Dataset rows for apps and sites:
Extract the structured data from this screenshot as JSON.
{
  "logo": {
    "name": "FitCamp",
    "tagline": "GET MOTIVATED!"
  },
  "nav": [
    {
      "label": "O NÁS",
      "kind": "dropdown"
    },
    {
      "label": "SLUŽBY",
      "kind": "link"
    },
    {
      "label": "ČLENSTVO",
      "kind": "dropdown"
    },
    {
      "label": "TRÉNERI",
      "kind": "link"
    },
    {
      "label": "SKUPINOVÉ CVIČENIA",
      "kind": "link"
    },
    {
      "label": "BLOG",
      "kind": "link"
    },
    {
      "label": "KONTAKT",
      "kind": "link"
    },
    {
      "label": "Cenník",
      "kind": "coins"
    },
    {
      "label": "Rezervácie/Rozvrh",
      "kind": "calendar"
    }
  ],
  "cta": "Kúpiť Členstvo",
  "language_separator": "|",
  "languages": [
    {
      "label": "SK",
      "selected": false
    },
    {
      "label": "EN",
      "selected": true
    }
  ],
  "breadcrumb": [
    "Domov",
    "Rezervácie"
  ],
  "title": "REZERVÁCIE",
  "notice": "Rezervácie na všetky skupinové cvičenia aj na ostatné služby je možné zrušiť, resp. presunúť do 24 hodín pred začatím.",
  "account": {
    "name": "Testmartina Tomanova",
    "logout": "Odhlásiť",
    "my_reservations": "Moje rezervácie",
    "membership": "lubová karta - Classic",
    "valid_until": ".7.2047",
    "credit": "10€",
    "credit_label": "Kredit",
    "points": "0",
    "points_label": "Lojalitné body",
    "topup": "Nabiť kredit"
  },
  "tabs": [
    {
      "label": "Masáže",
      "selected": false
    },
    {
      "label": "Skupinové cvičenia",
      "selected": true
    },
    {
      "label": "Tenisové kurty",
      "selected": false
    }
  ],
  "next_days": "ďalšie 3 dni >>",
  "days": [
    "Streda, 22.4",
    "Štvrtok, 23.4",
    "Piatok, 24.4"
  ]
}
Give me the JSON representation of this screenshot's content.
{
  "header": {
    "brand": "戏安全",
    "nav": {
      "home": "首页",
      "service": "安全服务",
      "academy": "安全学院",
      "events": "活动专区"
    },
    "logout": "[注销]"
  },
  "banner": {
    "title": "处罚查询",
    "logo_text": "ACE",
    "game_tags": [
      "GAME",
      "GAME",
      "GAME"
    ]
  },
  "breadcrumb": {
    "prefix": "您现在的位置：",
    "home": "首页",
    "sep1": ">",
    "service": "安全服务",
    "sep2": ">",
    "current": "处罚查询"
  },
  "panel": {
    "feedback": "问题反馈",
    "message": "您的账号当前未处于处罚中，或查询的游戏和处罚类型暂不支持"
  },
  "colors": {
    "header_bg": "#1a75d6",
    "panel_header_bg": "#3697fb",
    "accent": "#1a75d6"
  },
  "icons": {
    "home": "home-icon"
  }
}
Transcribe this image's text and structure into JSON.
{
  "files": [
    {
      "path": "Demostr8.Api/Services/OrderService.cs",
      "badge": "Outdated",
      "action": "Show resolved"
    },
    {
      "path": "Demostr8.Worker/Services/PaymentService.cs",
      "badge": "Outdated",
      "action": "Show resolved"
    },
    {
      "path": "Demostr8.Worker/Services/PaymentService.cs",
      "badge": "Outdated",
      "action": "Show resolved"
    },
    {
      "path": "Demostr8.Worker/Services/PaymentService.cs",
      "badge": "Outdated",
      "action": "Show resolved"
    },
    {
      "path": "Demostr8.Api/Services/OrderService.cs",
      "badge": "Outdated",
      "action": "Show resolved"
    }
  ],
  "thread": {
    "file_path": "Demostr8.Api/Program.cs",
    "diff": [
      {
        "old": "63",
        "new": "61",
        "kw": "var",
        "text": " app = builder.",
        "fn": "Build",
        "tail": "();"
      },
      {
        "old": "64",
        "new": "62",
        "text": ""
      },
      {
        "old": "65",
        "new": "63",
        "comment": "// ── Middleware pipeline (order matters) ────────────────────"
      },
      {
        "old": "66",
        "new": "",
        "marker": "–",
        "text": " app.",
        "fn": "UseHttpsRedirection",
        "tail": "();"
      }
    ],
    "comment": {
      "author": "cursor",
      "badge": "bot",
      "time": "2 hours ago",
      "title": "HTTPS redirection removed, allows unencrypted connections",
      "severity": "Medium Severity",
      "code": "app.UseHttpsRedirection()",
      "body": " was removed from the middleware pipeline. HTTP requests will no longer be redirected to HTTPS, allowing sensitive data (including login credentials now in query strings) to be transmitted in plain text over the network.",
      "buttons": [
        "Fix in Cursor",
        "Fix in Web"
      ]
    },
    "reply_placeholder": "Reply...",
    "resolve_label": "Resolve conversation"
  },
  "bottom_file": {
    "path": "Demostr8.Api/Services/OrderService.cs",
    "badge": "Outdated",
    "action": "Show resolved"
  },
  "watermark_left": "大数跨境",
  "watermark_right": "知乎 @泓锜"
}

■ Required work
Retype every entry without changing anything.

■ Answer to the exercise
Extract the structured data from this screenshot as JSON.
{
  "logo": {
    "name": "FitCamp",
    "tagline": "GET MOTIVATED!"
  },
  "nav": [
    {
      "label": "O NÁS",
      "kind": "dropdown"
    },
    {
      "label": "SLUŽBY",
      "kind": "link"
    },
    {
      "label": "ČLENSTVO",
      "kind": "dropdown"
    },
    {
      "label": "TRÉNERI",
      "kind": "link"
    },
    {
      "label": "SKUPINOVÉ CVIČENIA",
      "kind": "link"
    },
    {
      "label": "BLOG",
      "kind": "link"
    },
    {
      "label": "KONTAKT",
      "kind": "link"
    },
    {
      "label": "Cenník",
      "kind": "coins"
    },
    {
      "label": "Rezervácie/Rozvrh",
      "kind": "calendar"
    }
  ],
  "cta": "Kúpiť Členstvo",
  "language_separator": "|",
  "languages": [
    {
      "label": "SK",
      "selected": false
    },
    {
      "label": "EN",
      "selected": true
    }
  ],
  "breadcrumb": [
    "Domov",
    "Rezervácie"
  ],
  "title": "REZERVÁCIE",
  "notice": "Rezervácie na všetky skupinové cvičenia aj na ostatné služby je možné zrušiť, resp. presunúť do 24 hodín pred začatím.",
  "account": {
    "name": "Testmartina Tomanova",
    "logout": "Odhlásiť",
    "my_reservations": "Moje rezervácie",
    "membership": "lubová karta - Classic",
    "valid_until": ".7.2047",
    "credit": "10€",
    "credit_label": "Kredit",
    "points": "0",
    "points_label": "Lojalitné body",
    "topup": "Nabiť kredit"
  },
  "tabs": [
    {
      "label": "Masáže",
      "selected": false
    },
    {
      "label": "Skupinové cvičenia",
      "selected": true
    },
    {
      "label": "Tenisové kurty",
      "selected": false
    }
  ],
  "next_days": "ďalšie 3 dni >>",
  "days": [
    "Streda, 22.4",
    "Štvrtok, 23.4",
    "Piatok, 24.4"
  ]
}
Give me the JSON representation of this screenshot's content.
{
  "header": {
    "brand": "戏安全",
    "nav": {
      "home": "首页",
      "service": "安全服务",
      "academy": "安全学院",
      "events": "活动专区"
    },
    "logout": "[注销]"
  },
  "banner": {
    "title": "处罚查询",
    "logo_text": "ACE",
    "game_tags": [
      "GAME",
      "GAME",
      "GAME"
    ]
  },
  "breadcrumb": {
    "prefix": "您现在的位置：",
    "home": "首页",
    "sep1": ">",
    "service": "安全服务",
    "sep2": ">",
    "current": "处罚查询"
  },
  "panel": {
    "feedback": "问题反馈",
    "message": "您的账号当前未处于处罚中，或查询的游戏和处罚类型暂不支持"
  },
  "colors": {
    "header_bg": "#1a75d6",
    "panel_header_bg": "#3697fb",
    "accent": "#1a75d6"
  },
  "icons": {
    "home": "home-icon"
  }
}
Transcribe this image's text and structure into JSON.
{
  "files": [
    {
      "path": "Demostr8.Api/Services/OrderService.cs",
      "badge": "Outdated",
      "action": "Show resolved"
    },
    {
      "path": "Demostr8.Worker/Services/PaymentService.cs",
      "badge": "Outdated",
      "action": "Show resolved"
    },
    {
      "path": "Demostr8.Worker/Services/PaymentService.cs",
      "badge": "Outdated",
      "action": "Show resolved"
    },
    {
      "path": "Demostr8.Worker/Services/PaymentService.cs",
      "badge": "Outdated",
      "action": "Show resolved"
    },
    {
      "path": "Demostr8.Api/Services/OrderService.cs",
      "badge": "Outdated",
      "action": "Show resolved"
    }
  ],
  "thread": {
    "file_path": "Demostr8.Api/Program.cs",
    "diff": [
      {
        "old": "63",
        "new": "61",
        "kw": "var",
        "text": " app = builder.",
        "fn": "Build",
        "tail": "();"
      },
      {
        "old": "64",
        "new": "62",
        "text": ""
      },
      {
        "old": "65",
        "new": "63",
        "comment": "// ── Middleware pipeline (order matters) ────────────────────"
      },
      {
        "old": "66",
        "new": "",
        "marker": "–",
        "text": " app.",
        "fn": "UseHttpsRedirection",
        "tail": "();"
      }
    ],
    "comment": {
      "author": "cursor",
      "badge": "bot",
      "time": "2 hours ago",
      "title": "HTTPS redirection removed, allows unencrypted connections",
      "severity": "Medium Severity",
      "code": "app.UseHttpsRedirection()",
      "body": " was removed from the middleware pipeline. HTTP requests will no longer be redirected to HTTPS, allowing sensitive data (including login credentials now in query strings) to be transmitted in plain text over the network.",
      "buttons": [
        "Fix in Cursor",
        "Fix in Web"
      ]
    },
    "reply_placeholder": "Reply...",
    "resolve_label": "Resolve conversation"
  },
  "bottom_file": {
    "path": "Demostr8.Api/Services/OrderService.cs",
    "badge": "Outdated",
    "action": "Show resolved"
  },
  "watermark_left": "大数跨境",
  "watermark_right": "知乎 @泓锜"
}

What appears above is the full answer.